Indie documaker Jeffrey F. Jackson sticks it to the IRS and the feds in "Death & Taxes," a hard-hitting reinvestigation of the 1983 Gordon Kahl case, about which questions still linger. Jackson's unfazed, investigative reporting style approach and inventive handling of familiar material make this a controversial item for fests and progressive webs. Non-U.S. viewers will also get a charge out of its conspiracy theme.
Indie documaker Jeffrey F. Jackson sticks it to the IRS and the feds in “Death & Taxes,” a hard-hitting reinvestigation of the 1983 Gordon Kahl case, about which questions still linger. Jackson’s unfazed, investigative reporting style approach and inventive handling of familiar material make this a controversial item for fests and progressive webs. Non-U.S. viewers will also get a charge out of its conspiracy theme.

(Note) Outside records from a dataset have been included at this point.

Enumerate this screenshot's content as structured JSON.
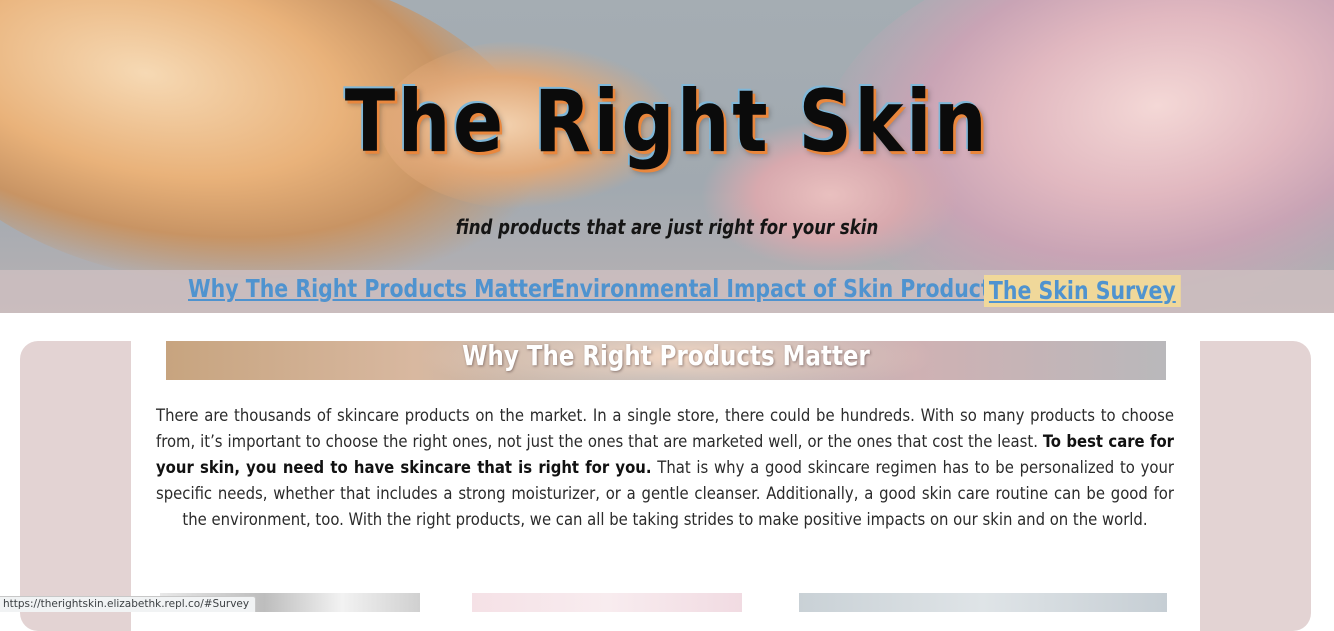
{
  "site": {
    "title": "The Right Skin",
    "tagline": "find products that are just right for your skin"
  },
  "nav": {
    "items": [
      {
        "label": "Why The Right Products Matter",
        "href": "#Why"
      },
      {
        "label": "Environmental Impact of Skin Products",
        "href": "#Environment"
      },
      {
        "label": "The Skin Survey",
        "href": "#Survey",
        "highlighted": true
      }
    ]
  },
  "section": {
    "title": "Why The Right Products Matter",
    "paragraph": {
      "before": "There are thousands of skincare products on the market. In a single store, there could be hundreds. With so many products to choose from, it’s important to choose the right ones, not just the ones that are marketed well, or the ones that cost the least. ",
      "bold": "To best care for your skin, you need to have skincare that is right for you.",
      "after": " That is why a good skincare regimen has to be personalized to your specific needs, whether that includes a strong moisturizer, or a gentle cleanser. Additionally, a good skin care routine can be good for the environment, too. With the right products, we can all be taking strides to make positive impacts on our skin and on the world."
    }
  },
  "status_bar": {
    "url": "https://therightskin.elizabethk.repl.co/#Survey"
  },
  "colors": {
    "nav_link": "#4f93cf",
    "nav_highlight": "#f0d89a",
    "panel": "#e3d3d3",
    "title_outline": "#e9873d"
  }
}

Docu’s intriguingly non-linear structure starts with un-intro’d cross-cutting between recent footage of Kahl’s exhumation, news footage of the 1983 shootout and interviews with relatives and friends. Though initially confusing for those not closely acquainted with the affair, Jackson’s slow-burning approach yields dividends later as the mists clear and the pieces fall into place with a vengeance.
Through interviews and archive material, Jackson traces Kahl’s background from North Dakota farmer turned WWII hero, to disillusionment with FDR and the post-war welfare program, to his unilateral opt-out from the country’s social security system in 1968 and subsequent harassment by the IRS.
AsKahl’s opposition to the federal system became more vocal, encouraging people to start “township governments,” the authorities slowly moved in, prompted by the area’s new marshal. Final shootout and manhunt in summer 1983 ended at a remote Arkansas farmhouse, with a body claimed to be Kahl’s burnt beyond recognition.
Though Jackson’s sympathies for the maverick Kahl are never in doubt, he presents a persuasive armory of evidence, eyewitness reports and fundamental questions that support his cage-rattling approach (which even includes a sideswipe at Bill Clinton, then-governor of Arkansas).
Lack of captions identifying interviewees is initially annoying, but Jackson’s technique of letting them ID themselves via what they say is ultimately involving. Visual style for interviews is straight talking-head, though pointedly cut and never dull. Occasional use of music is flavorsome, underscoring snowballing conspiracy atmosphere.
Docu includes a clip from NBC’s ’91 telepic “In the Line of Duty: Manhunt in the Dakotas,” in which Rod Steiger played Kahl.
Pic is the result of three years of videotaped interviews, subsequently transferred to film. Result on the big screen is OK but far from high-def quality.
At London Fest world preem, Jackson revealed he was still in dispute with the U.K.’s Channel 4, which provided some of the original coin but now wants pic recut in a more linear structure. Jackson plans U.S. release around the fiscally sensitive date of April 15.